Report only how many lines in the material contain "Dollar".

*** Block opens ***

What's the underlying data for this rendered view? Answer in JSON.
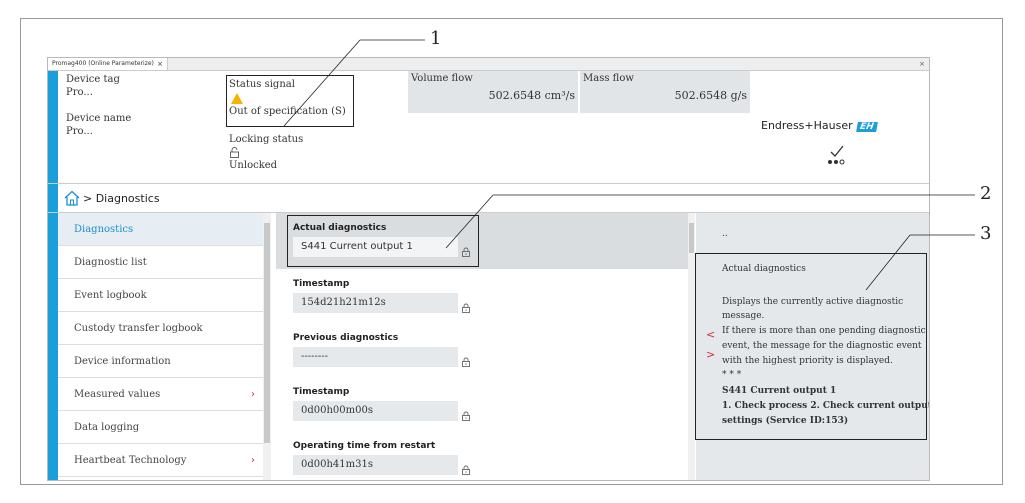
{
  "tab": {
    "title": "Promag400 (Online Parameterize)",
    "close": "×"
  },
  "window": {
    "close": "×"
  },
  "header": {
    "device_tag_label": "Device tag",
    "device_tag_value": "Pro...",
    "device_name_label": "Device name",
    "device_name_value": "Pro...",
    "status_signal_label": "Status signal",
    "status_signal_value": "Out of specification (S)",
    "locking_status_label": "Locking status",
    "locking_status_value": "Unlocked",
    "volume_flow_label": "Volume flow",
    "volume_flow_value": "502.6548 cm³/s",
    "mass_flow_label": "Mass flow",
    "mass_flow_value": "502.6548 g/s",
    "logo_text": "Endress+Hauser",
    "logo_mark": "EH"
  },
  "breadcrumb": {
    "current": "> Diagnostics"
  },
  "nav": {
    "items": [
      {
        "label": "Diagnostics",
        "active": true,
        "submenu": false
      },
      {
        "label": "Diagnostic list",
        "active": false,
        "submenu": false
      },
      {
        "label": "Event logbook",
        "active": false,
        "submenu": false
      },
      {
        "label": "Custody transfer logbook",
        "active": false,
        "submenu": false
      },
      {
        "label": "Device information",
        "active": false,
        "submenu": false
      },
      {
        "label": "Measured values",
        "active": false,
        "submenu": true
      },
      {
        "label": "Data logging",
        "active": false,
        "submenu": false
      },
      {
        "label": "Heartbeat Technology",
        "active": false,
        "submenu": true
      }
    ]
  },
  "fields": [
    {
      "title": "Actual diagnostics",
      "value": "S441 Current output 1"
    },
    {
      "title": "Timestamp",
      "value": "154d21h21m12s"
    },
    {
      "title": "Previous diagnostics",
      "value": "--------"
    },
    {
      "title": "Timestamp",
      "value": "0d00h00m00s"
    },
    {
      "title": "Operating time from restart",
      "value": "0d00h41m31s"
    }
  ],
  "help": {
    "ellipsis": "..",
    "title": "Actual diagnostics",
    "lines": [
      "Displays the currently active diagnostic",
      "message.",
      "If there is more than one pending diagnostic",
      "event, the message for the diagnostic event",
      "with the highest priority is displayed.",
      "* * *"
    ],
    "bold_lines": [
      "S441 Current output 1",
      "1. Check process 2. Check current output",
      "settings (Service ID:153)"
    ],
    "prev": "<",
    "next": ">"
  },
  "callouts": [
    "1",
    "2",
    "3"
  ],
  "colors": {
    "accent": "#1a9fdb",
    "warning": "#f5b400",
    "chevron": "#cc3333"
  },
  "icons": [
    "home-icon",
    "warning-icon",
    "lock-icon",
    "status-ok-icon",
    "chevron-right-icon"
  ]
}
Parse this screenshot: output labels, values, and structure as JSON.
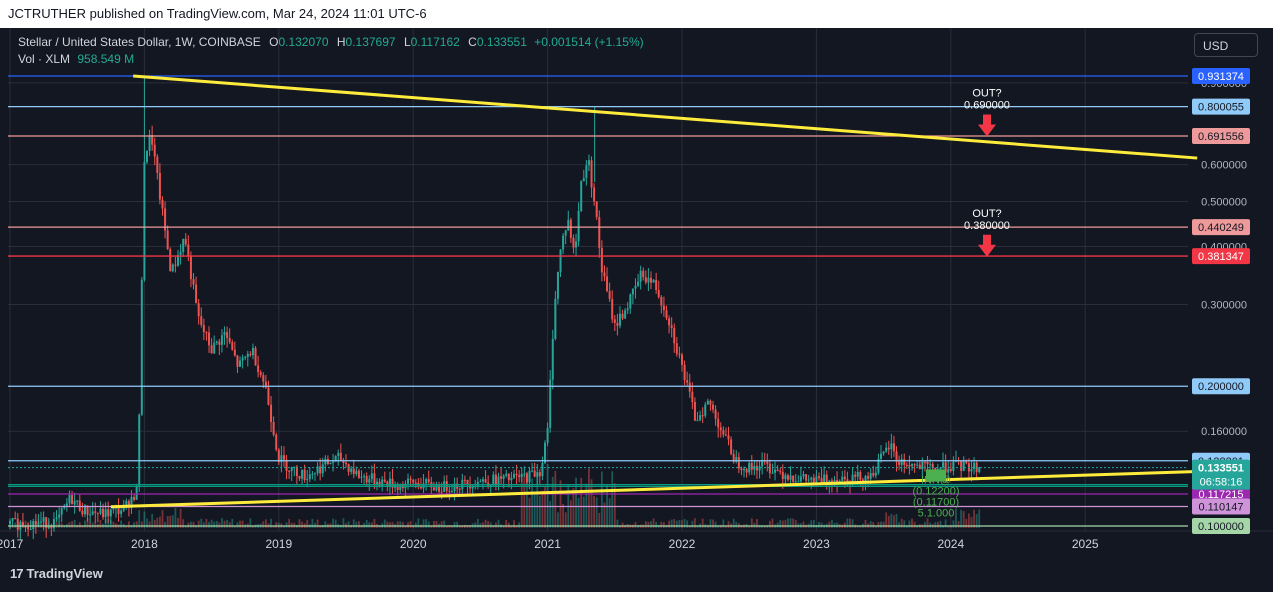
{
  "header": {
    "text": "JCTRUTHER published on TradingView.com, Mar 24, 2024 11:01 UTC-6"
  },
  "legend": {
    "symbol": "Stellar / United States Dollar, 1W, COINBASE",
    "o_key": "O",
    "o_val": "0.132070",
    "h_key": "H",
    "h_val": "0.137697",
    "l_key": "L",
    "l_val": "0.117162",
    "c_key": "C",
    "c_val": "0.133551",
    "change": "+0.001514 (+1.15%)",
    "vol_label": "Vol · XLM",
    "vol_val": "958.549 M"
  },
  "currency_button": "USD",
  "footer": {
    "brand": "TradingView",
    "brand_mark": "17"
  },
  "colors": {
    "background": "#131722",
    "up": "#26a69a",
    "down": "#ef5350",
    "trendline": "#ffeb3b",
    "grid": "#2a2e39",
    "blue_line": "#2962ff",
    "light_blue_line": "#90caf9",
    "salmon_line": "#ef9a9a",
    "red_line": "#f23645",
    "purple_line": "#9c27b0",
    "green_label": "#089981",
    "arrow": "#f23645"
  },
  "chart_data": {
    "type": "candlestick",
    "title": "Stellar / United States Dollar, 1W, COINBASE",
    "y_scale": "log",
    "ylim": [
      0.1,
      0.95
    ],
    "xlim": [
      "2016-12",
      "2025-11"
    ],
    "x_ticks": [
      "2017",
      "2018",
      "2019",
      "2020",
      "2021",
      "2022",
      "2023",
      "2024",
      "2025"
    ],
    "y_ticks": [
      "0.900000",
      "0.800000",
      "0.600000",
      "0.500000",
      "0.400000",
      "0.300000",
      "0.160000"
    ],
    "grid": true,
    "last_price": "0.133551",
    "countdown": "06:58:16",
    "price_path": [
      [
        2017.0,
        0.101
      ],
      [
        2017.35,
        0.102
      ],
      [
        2017.45,
        0.115
      ],
      [
        2017.55,
        0.108
      ],
      [
        2017.7,
        0.106
      ],
      [
        2017.85,
        0.109
      ],
      [
        2017.95,
        0.12
      ],
      [
        2018.0,
        0.62
      ],
      [
        2018.05,
        0.7
      ],
      [
        2018.1,
        0.55
      ],
      [
        2018.2,
        0.35
      ],
      [
        2018.3,
        0.42
      ],
      [
        2018.4,
        0.28
      ],
      [
        2018.5,
        0.24
      ],
      [
        2018.6,
        0.26
      ],
      [
        2018.7,
        0.22
      ],
      [
        2018.8,
        0.24
      ],
      [
        2018.9,
        0.2
      ],
      [
        2019.0,
        0.14
      ],
      [
        2019.1,
        0.132
      ],
      [
        2019.2,
        0.128
      ],
      [
        2019.35,
        0.136
      ],
      [
        2019.45,
        0.14
      ],
      [
        2019.6,
        0.128
      ],
      [
        2019.75,
        0.125
      ],
      [
        2019.9,
        0.122
      ],
      [
        2020.0,
        0.124
      ],
      [
        2020.2,
        0.121
      ],
      [
        2020.35,
        0.123
      ],
      [
        2020.5,
        0.125
      ],
      [
        2020.7,
        0.126
      ],
      [
        2020.85,
        0.128
      ],
      [
        2020.95,
        0.132
      ],
      [
        2021.0,
        0.16
      ],
      [
        2021.05,
        0.3
      ],
      [
        2021.1,
        0.4
      ],
      [
        2021.15,
        0.46
      ],
      [
        2021.2,
        0.38
      ],
      [
        2021.25,
        0.55
      ],
      [
        2021.3,
        0.62
      ],
      [
        2021.35,
        0.5
      ],
      [
        2021.4,
        0.36
      ],
      [
        2021.5,
        0.27
      ],
      [
        2021.6,
        0.3
      ],
      [
        2021.7,
        0.35
      ],
      [
        2021.8,
        0.33
      ],
      [
        2021.9,
        0.28
      ],
      [
        2022.0,
        0.22
      ],
      [
        2022.1,
        0.17
      ],
      [
        2022.2,
        0.185
      ],
      [
        2022.3,
        0.16
      ],
      [
        2022.4,
        0.138
      ],
      [
        2022.5,
        0.133
      ],
      [
        2022.6,
        0.136
      ],
      [
        2022.75,
        0.13
      ],
      [
        2022.9,
        0.126
      ],
      [
        2023.0,
        0.125
      ],
      [
        2023.2,
        0.127
      ],
      [
        2023.4,
        0.128
      ],
      [
        2023.5,
        0.142
      ],
      [
        2023.55,
        0.15
      ],
      [
        2023.6,
        0.138
      ],
      [
        2023.75,
        0.134
      ],
      [
        2023.9,
        0.133
      ],
      [
        2024.0,
        0.135
      ],
      [
        2024.15,
        0.134
      ],
      [
        2024.23,
        0.1336
      ]
    ],
    "horizontal_levels": [
      {
        "price": "0.931374",
        "color": "#2962ff"
      },
      {
        "price": "0.800055",
        "color": "#90caf9"
      },
      {
        "price": "0.691556",
        "color": "#ef9a9a"
      },
      {
        "price": "0.440249",
        "color": "#ef9a9a"
      },
      {
        "price": "0.381347",
        "color": "#f23645"
      },
      {
        "price": "0.200000",
        "color": "#90caf9"
      },
      {
        "price": "0.138201",
        "color": "#90caf9"
      },
      {
        "price": "0.122777",
        "color": "#089981"
      },
      {
        "price": "0.121704",
        "color": "#089981"
      },
      {
        "price": "0.117215",
        "color": "#9c27b0"
      },
      {
        "price": "0.110147",
        "color": "#ce93d8"
      },
      {
        "price": "0.100000",
        "color": "#a5d6a7"
      }
    ],
    "trendlines": [
      {
        "from": [
          "2017-12",
          "0.931374"
        ],
        "to": [
          "2025-11",
          "0.62"
        ]
      },
      {
        "from": [
          "2017-10",
          "0.110"
        ],
        "to": [
          "2025-11",
          "0.131"
        ]
      }
    ],
    "annotations": [
      {
        "title": "OUT?",
        "price": "0.690000"
      },
      {
        "title": "OUT?",
        "price": "0.380000"
      }
    ],
    "entry_labels": [
      "INN@",
      "(0.12200)",
      "(0.11700)",
      "5.1.000"
    ]
  }
}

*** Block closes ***

Written reply: 2